The University of Southern Mississippi -- McCain Library and Archives
Historical Manuscripts Home
Alphabetical List of All Collections | Collections Listed By Subject


Collection Title: Letcher (John) Proclamation

Collection Number: M219

Dates: February 7, 1860

Volume: 1 item

Provenance: Donated by Ernest A. Walen to the University of Southern Mississippi, October 1969. (This collection was separated from M123)

Copyright: This document may be protected from unauthorized copying by the Copyright Law of the United States (Title 17, United States Code).

Biographical/Historical Sketch:

John Letcher was born March 29, 1818, to William Houston Letcher (first cousin to General Sam Houston) and his wife, Elizabeth Davidson Letcher. He graduated from Washington College in 1833 and afterwards studied law. Following his studies, Letcher established a law practice in Lexington, Virginia, where he became active in supporting the cause of Jacksonian Democracy, and in 1839 he became the editor of the Valley Star, a paper devoted to this cause.

From 1840-1844, Letcher focused his interests on law and politics and was active in the Presidential campaigns of 1840, 1844, and 1848, serving in the last as a Democratic elector. In 1847, Letcher signed the Ruffner Pamphlet, advocating the abolition of slavery west of the Virginia Blue Ridge. From 1850 to 1851, he served as a member of Virginia's constitutional convention during which he advocated a white basis of representation in both the Senate and House.

From 1851 to 1859, Letcher served as Democratic representative in Congress of the eleventh Virginia district. During his tern if service, he earned the title "Watchdog of the Treasury" as a result of his opposition to governmental extravagance.

By the 1850's, Letcher's views on slavery had changed significantly. Whereas earlier he had held slavery to be a social and political evil, as of 1851 he felt that his former opinions were erroneous. Furthermore, he continually defended the rights of the south. In 1859, he was elected governor of Virginia by a narrow margin. After the secession of some Southern states, Letcher supported the peace movement and was reluctant to support the secession of Virginia until Lincoln sent in troops.

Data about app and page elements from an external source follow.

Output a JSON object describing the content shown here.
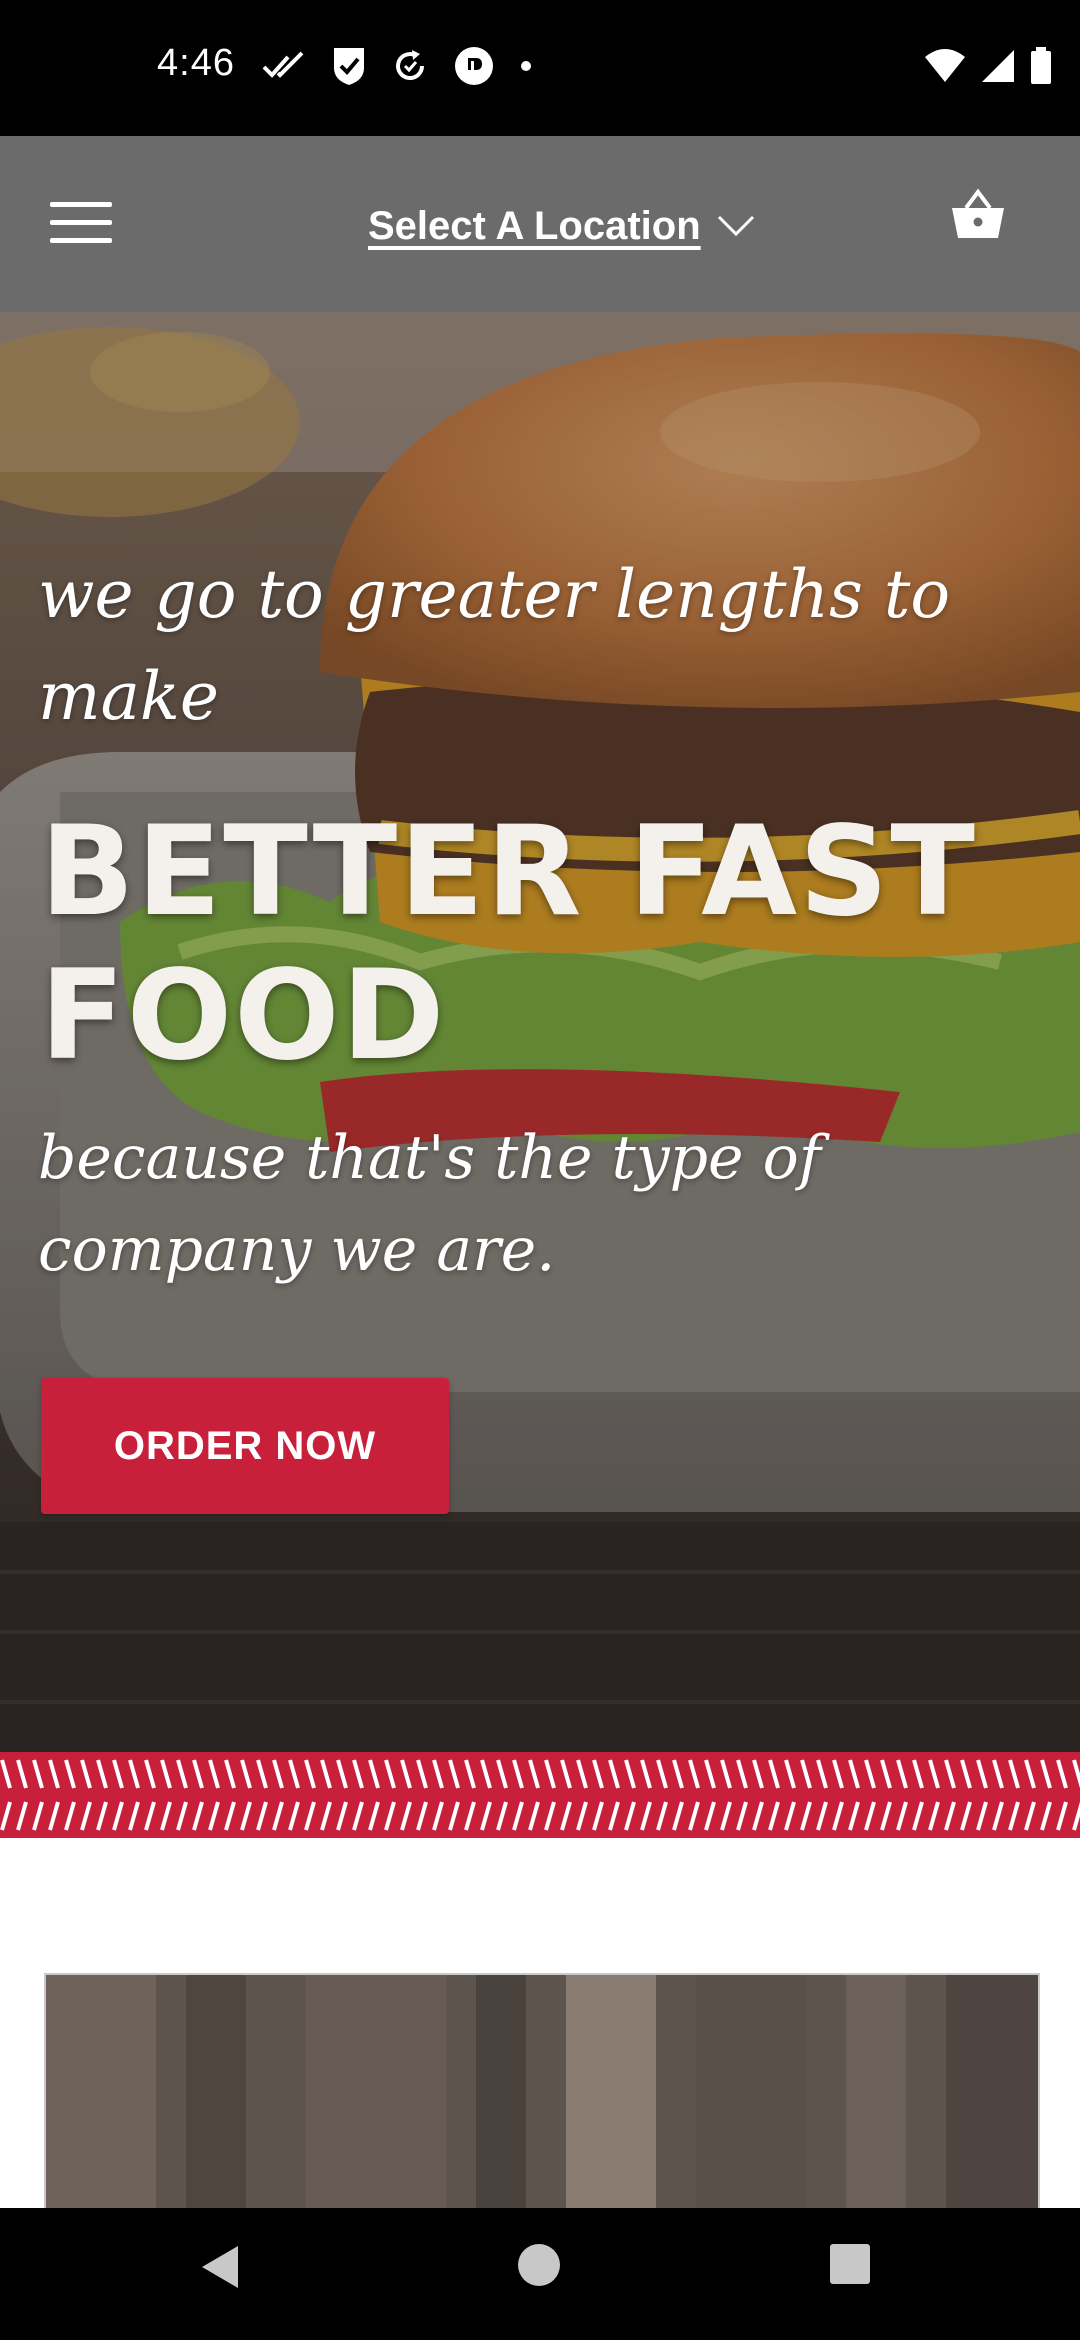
{
  "status_bar": {
    "time": "4:46",
    "left_icons": [
      "double-check-icon",
      "shield-check-icon",
      "sync-icon",
      "app-p-icon",
      "dot-icon"
    ],
    "right_icons": [
      "wifi-icon",
      "signal-icon",
      "battery-icon"
    ]
  },
  "header": {
    "menu_icon": "hamburger-menu-icon",
    "location_label": "Select A Location",
    "cart_icon": "basket-icon"
  },
  "hero": {
    "script_top": "we go to greater lengths to make",
    "headline": "BETTER FAST FOOD",
    "script_bottom": "because that's the type of company we are.",
    "cta_label": "ORDER NOW"
  },
  "colors": {
    "header_bg": "#6b6b6b",
    "accent_red": "#c8203b",
    "status_bar_bg": "#000000"
  },
  "nav_bar": {
    "buttons": [
      "back-icon",
      "home-icon",
      "recents-icon"
    ]
  }
}
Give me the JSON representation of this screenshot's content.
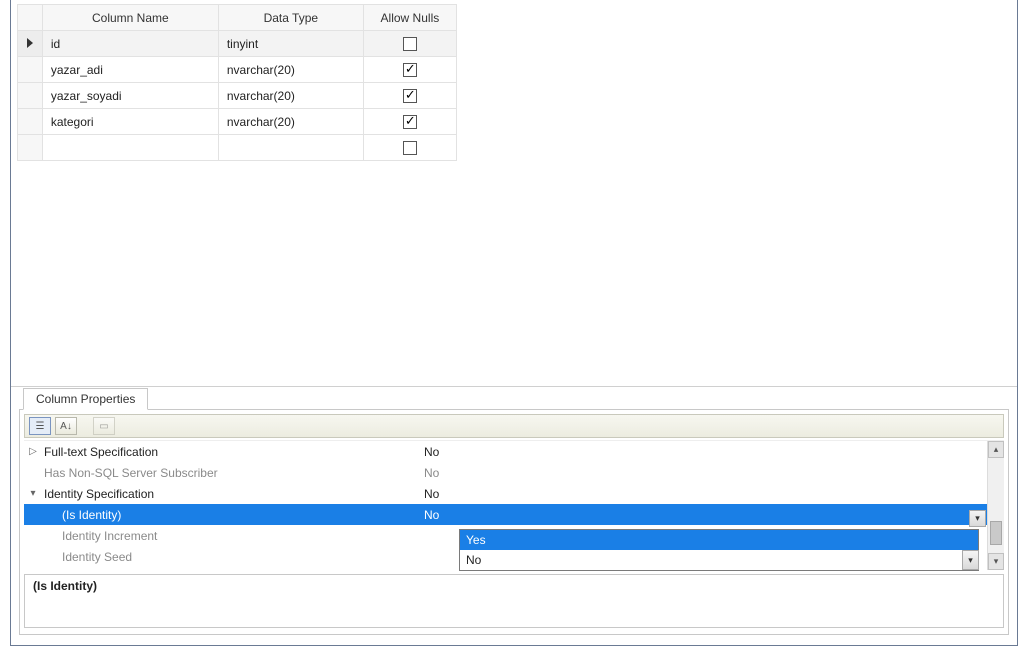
{
  "grid": {
    "headers": {
      "name": "Column Name",
      "type": "Data Type",
      "nulls": "Allow Nulls"
    },
    "rows": [
      {
        "name": "id",
        "type": "tinyint",
        "nulls": false,
        "selected": true
      },
      {
        "name": "yazar_adi",
        "type": "nvarchar(20)",
        "nulls": true
      },
      {
        "name": "yazar_soyadi",
        "type": "nvarchar(20)",
        "nulls": true
      },
      {
        "name": "kategori",
        "type": "nvarchar(20)",
        "nulls": true
      },
      {
        "name": "",
        "type": "",
        "nulls": false,
        "empty": true
      }
    ]
  },
  "props_tab": "Column Properties",
  "properties": {
    "fulltext": {
      "label": "Full-text Specification",
      "value": "No"
    },
    "nonsql": {
      "label": "Has Non-SQL Server Subscriber",
      "value": "No"
    },
    "identity": {
      "label": "Identity Specification",
      "value": "No"
    },
    "isidentity": {
      "label": "(Is Identity)",
      "value": "No"
    },
    "increment": {
      "label": "Identity Increment",
      "value": ""
    },
    "seed": {
      "label": "Identity Seed",
      "value": ""
    }
  },
  "dropdown": {
    "options": [
      "Yes",
      "No"
    ],
    "selected": "Yes"
  },
  "description_title": "(Is Identity)"
}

As a governor of Civil War Virginia, he vigorously supported the Confederacy in its fight for independence. During Hunter's Raid of 1864, Letcher residence in Lexington was burned, and at the close of the war, he was held prisoner for several months at the Old Capitol prison in Washington, D.C. Following the war, he encouraged the South to let old wounds heal. He resumed law practice in Lexinton, and from 1875 to 1877, he served two terms in the Virginia House of Delegates.

Scope and Content:

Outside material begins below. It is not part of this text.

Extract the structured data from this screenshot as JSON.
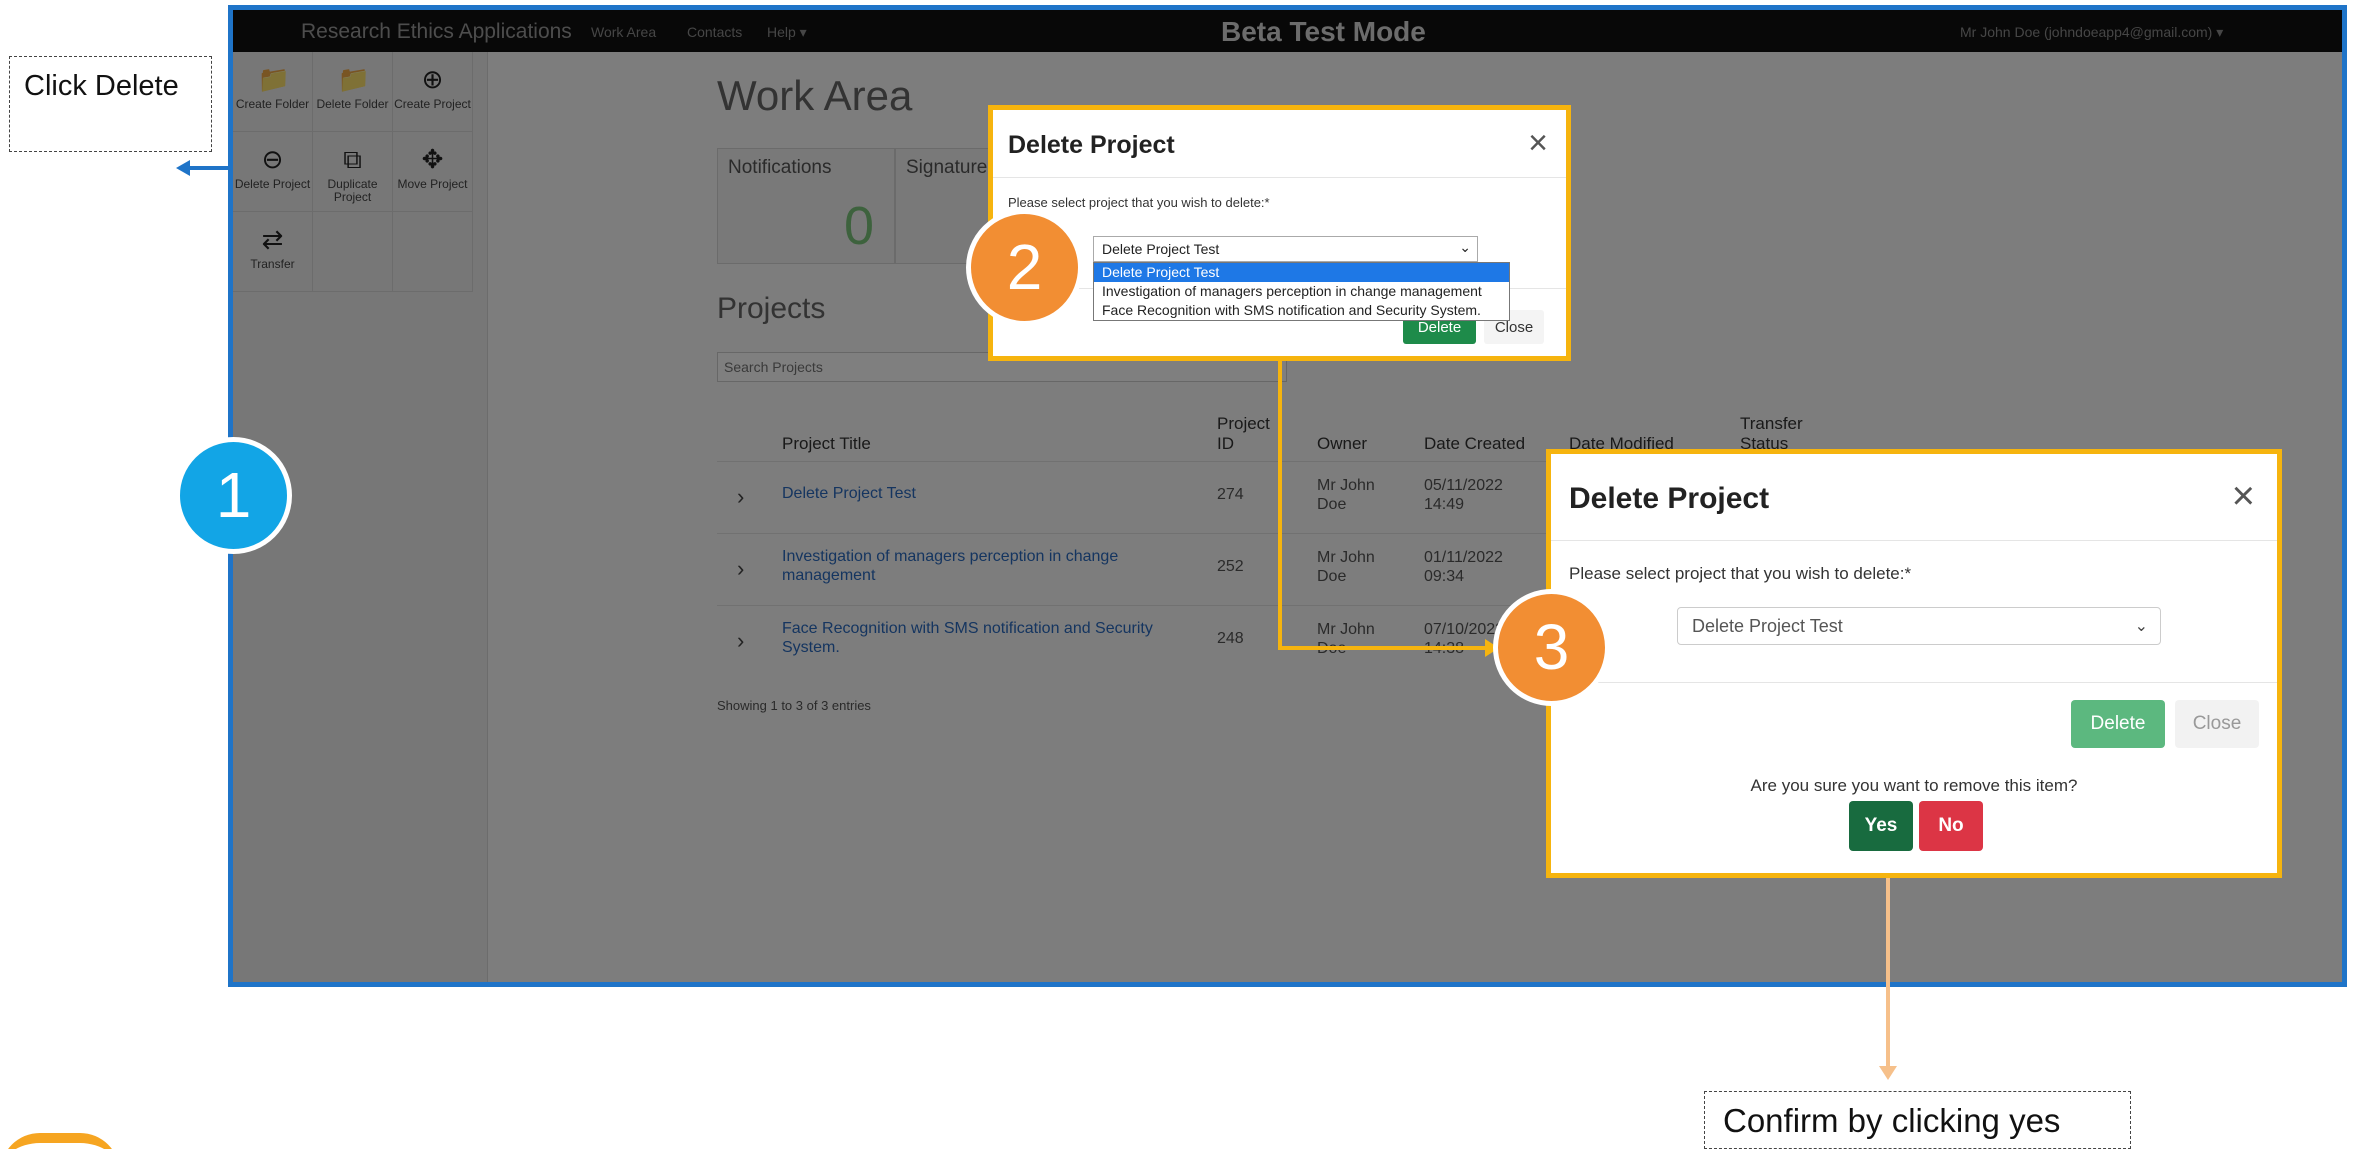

This proclamation to the people of Virginia is dated February 7, 1860. The document announces Governor Letcher's appointment of "Joseph C. Lawrence of the City of New York, as a commissioner for the Commonwealth of Virginia to the State of New York." The appointment was for two years.

The document carries with it the "Seal of the Commonwealth" of Virginia. It was signed by the Governor John Letcher and George W. Munford, Secretary of the Commonwealth.

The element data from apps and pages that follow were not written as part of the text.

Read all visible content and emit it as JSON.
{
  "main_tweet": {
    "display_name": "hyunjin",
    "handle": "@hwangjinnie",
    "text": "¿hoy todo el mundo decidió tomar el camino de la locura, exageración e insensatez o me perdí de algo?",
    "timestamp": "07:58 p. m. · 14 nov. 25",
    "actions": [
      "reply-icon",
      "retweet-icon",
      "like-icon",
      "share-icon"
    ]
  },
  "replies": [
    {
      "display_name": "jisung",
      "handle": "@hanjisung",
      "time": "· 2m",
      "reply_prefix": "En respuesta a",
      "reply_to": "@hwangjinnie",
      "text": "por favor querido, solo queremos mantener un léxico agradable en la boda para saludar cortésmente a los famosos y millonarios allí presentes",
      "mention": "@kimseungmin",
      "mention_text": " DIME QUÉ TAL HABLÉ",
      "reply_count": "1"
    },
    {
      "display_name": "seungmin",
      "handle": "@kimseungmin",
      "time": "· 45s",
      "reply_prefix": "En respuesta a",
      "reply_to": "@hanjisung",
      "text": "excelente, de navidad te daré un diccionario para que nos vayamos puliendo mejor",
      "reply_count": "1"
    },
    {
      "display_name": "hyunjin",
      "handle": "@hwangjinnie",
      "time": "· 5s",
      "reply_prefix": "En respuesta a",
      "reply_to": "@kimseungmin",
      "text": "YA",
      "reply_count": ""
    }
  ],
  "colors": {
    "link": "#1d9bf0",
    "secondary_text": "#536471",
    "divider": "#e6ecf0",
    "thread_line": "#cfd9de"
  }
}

Created by: Bobs M. Tusa & Yvonne Arnold
Prepared and maintained by
The University of Southern Mississippi Libraries Special Collections
http://www.lib.usm.edu/spcol/index.php
118 College Drive #5148   Hattiesburg, MS 39406-5148

Please send comments or questions to Ask-a-Librarian
Revised: December 14, 2004